          Tom Jones. Book vi. Chap. xiii.
    Amiable weakness. 1
          Tom Jones. Book x. Chap. viii.
    The dignity of history. 2
          Tom Jones. Book xi. Chap. ii.
    Republic of letters.
          Tom Jones. Book xiv. Chap. i.
    Illustrious predecessors. 3
          Covent Garden Journal. Jan. 11, 1752.
William Pitt, Earl of Chatham. (1708–1778)
    Confidence is a plant of slow growth in an aged bosom.
          Speech, Jan. 14, 1766.
    A long train of these practices has at length unwillingly convinced me that there is something behind the throne greater than the King himself. 4
          Chatham Correspondence. Speech, March 2, 1770.
    Where law ends, tyranny begins.
          Case of Wilkes. Speech, Jan. 9, 1770.

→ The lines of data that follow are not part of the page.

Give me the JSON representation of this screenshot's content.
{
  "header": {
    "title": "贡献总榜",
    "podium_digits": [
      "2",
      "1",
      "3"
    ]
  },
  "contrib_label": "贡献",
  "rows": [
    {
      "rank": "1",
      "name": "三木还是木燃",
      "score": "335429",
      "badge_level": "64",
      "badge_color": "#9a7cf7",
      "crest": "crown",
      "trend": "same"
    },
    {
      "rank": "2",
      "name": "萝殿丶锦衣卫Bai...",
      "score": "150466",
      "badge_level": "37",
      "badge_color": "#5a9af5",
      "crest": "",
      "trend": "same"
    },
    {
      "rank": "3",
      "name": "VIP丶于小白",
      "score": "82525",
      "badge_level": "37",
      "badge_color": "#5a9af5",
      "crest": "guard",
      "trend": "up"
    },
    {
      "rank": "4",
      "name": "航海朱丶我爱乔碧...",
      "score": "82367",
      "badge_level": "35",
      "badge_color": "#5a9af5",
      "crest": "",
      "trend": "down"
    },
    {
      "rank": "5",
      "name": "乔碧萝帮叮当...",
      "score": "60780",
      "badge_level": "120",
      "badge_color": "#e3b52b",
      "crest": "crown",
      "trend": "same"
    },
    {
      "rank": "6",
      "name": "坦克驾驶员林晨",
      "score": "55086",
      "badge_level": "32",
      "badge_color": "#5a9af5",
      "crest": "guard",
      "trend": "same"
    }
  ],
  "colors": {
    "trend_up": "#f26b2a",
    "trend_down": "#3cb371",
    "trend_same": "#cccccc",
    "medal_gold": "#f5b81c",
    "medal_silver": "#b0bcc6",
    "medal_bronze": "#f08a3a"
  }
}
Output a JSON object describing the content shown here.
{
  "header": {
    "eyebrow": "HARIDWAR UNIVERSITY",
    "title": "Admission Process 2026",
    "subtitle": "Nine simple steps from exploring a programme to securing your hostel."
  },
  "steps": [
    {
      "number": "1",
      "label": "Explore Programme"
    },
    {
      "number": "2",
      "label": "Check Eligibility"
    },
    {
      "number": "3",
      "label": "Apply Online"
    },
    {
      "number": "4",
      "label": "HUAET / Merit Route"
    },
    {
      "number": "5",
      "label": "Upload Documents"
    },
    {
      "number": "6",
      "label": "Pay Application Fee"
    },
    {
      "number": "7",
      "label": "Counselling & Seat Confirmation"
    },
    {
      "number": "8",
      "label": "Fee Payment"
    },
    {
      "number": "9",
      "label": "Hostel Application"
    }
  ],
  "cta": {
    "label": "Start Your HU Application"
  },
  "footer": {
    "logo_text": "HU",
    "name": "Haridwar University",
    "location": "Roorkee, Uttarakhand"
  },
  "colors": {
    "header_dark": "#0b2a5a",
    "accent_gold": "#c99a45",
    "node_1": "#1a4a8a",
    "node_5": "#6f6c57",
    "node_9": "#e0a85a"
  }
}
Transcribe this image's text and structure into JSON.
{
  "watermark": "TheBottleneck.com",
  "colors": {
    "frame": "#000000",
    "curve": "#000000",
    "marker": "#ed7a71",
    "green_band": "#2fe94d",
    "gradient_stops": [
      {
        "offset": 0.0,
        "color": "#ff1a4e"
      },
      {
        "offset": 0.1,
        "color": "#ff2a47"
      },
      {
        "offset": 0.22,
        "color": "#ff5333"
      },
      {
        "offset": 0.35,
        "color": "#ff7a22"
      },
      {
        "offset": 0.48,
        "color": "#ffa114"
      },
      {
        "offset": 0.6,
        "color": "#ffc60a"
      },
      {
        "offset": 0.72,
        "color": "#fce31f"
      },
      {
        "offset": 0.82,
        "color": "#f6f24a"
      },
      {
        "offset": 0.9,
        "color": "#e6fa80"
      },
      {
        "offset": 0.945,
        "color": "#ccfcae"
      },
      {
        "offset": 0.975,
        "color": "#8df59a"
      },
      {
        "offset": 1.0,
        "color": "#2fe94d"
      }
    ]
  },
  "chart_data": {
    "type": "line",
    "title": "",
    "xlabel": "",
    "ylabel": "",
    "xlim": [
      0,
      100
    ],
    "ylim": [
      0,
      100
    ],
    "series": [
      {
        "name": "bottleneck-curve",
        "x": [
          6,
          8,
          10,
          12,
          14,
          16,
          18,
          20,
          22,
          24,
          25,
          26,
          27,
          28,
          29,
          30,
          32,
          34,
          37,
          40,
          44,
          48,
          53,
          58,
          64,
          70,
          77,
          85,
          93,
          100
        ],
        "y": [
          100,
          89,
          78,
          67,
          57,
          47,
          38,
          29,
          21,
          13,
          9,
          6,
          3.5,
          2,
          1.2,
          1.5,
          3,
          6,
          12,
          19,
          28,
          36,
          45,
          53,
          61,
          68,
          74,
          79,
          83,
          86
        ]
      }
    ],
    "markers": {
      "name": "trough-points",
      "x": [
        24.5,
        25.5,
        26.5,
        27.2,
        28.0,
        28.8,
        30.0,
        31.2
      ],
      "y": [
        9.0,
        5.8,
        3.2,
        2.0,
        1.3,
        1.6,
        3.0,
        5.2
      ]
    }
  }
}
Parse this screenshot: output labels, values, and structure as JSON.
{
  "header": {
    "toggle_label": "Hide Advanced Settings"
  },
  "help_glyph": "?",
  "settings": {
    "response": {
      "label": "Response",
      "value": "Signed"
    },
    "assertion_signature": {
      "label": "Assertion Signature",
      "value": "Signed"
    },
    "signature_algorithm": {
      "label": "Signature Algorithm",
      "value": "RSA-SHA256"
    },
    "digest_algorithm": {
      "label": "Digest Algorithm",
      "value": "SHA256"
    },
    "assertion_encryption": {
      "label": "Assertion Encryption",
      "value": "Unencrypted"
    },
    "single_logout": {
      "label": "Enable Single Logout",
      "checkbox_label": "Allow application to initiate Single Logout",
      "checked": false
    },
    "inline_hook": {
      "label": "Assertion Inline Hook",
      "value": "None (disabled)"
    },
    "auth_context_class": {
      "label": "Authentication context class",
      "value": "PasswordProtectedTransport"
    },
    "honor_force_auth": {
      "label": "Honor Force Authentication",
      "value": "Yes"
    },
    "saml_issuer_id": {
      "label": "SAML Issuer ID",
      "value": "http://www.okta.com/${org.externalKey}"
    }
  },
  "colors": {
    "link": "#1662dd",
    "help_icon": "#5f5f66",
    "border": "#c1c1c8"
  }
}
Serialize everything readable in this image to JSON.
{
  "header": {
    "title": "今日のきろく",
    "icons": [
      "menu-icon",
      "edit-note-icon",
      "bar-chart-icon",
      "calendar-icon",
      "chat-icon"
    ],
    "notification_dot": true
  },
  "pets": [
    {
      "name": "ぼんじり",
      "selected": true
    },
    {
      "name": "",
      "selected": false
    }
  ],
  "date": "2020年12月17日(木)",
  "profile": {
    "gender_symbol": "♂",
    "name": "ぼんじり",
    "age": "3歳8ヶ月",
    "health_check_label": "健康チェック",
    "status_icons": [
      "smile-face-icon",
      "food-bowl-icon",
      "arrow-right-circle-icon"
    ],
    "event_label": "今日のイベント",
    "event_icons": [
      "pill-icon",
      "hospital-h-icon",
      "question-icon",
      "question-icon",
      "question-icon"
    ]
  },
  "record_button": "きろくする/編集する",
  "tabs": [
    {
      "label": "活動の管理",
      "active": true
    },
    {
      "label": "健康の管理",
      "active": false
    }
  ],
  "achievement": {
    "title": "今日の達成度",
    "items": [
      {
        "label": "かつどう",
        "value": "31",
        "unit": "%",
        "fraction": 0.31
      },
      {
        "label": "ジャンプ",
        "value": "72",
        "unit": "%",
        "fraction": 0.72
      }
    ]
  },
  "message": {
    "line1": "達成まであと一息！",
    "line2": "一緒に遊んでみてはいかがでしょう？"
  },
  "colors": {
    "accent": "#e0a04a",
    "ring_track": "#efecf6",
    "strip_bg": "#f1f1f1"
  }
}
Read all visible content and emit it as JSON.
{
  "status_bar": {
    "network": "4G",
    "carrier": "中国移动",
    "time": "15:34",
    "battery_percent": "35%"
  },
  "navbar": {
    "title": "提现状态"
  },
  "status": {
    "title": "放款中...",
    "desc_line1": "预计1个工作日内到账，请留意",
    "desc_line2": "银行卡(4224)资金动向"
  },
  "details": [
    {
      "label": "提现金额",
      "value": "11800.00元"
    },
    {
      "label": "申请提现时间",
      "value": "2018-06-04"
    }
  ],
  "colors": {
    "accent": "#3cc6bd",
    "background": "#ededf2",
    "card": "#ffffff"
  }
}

    Reparation for our rights at home, and security against the like future violations. 5
          Letter to the Earl of Shelburne, Sept. 29, 1770.
    If I were an American, as I am an Englishman, while a foreign troop was landed in my country I never would lay down my arms,—never! never! never!
          Speech, Nov. 18, 1777.
Note 1.
Amiable weaknesses of human nature.—Edward Gibbon: Decline and Fall of the Roman Empire, chap xiv. [back]
Note 2.
See Bolingbroke, Quotation 2. [back]
Note 3.
Illustrious predecessor.—Edmund Burke: The Present Discontents.

I tread in the footsteps of illustrious men…. In receiving from the people the sacred trust confided to my illustrious predecessor.—Martin Van Buren: Inaugural Address, March 4, 1837. [back]
Note 4.
Quoted by Lord Mahon, “greater than the throne itself.”—History of England, vol. v. p. 258. [back]
Note 5.
”Indemnity for the past and security for the future.”—Russell: Memoir of Fox, vol. iii. p. 345, Letter to the Hon. T. Maitland. [back]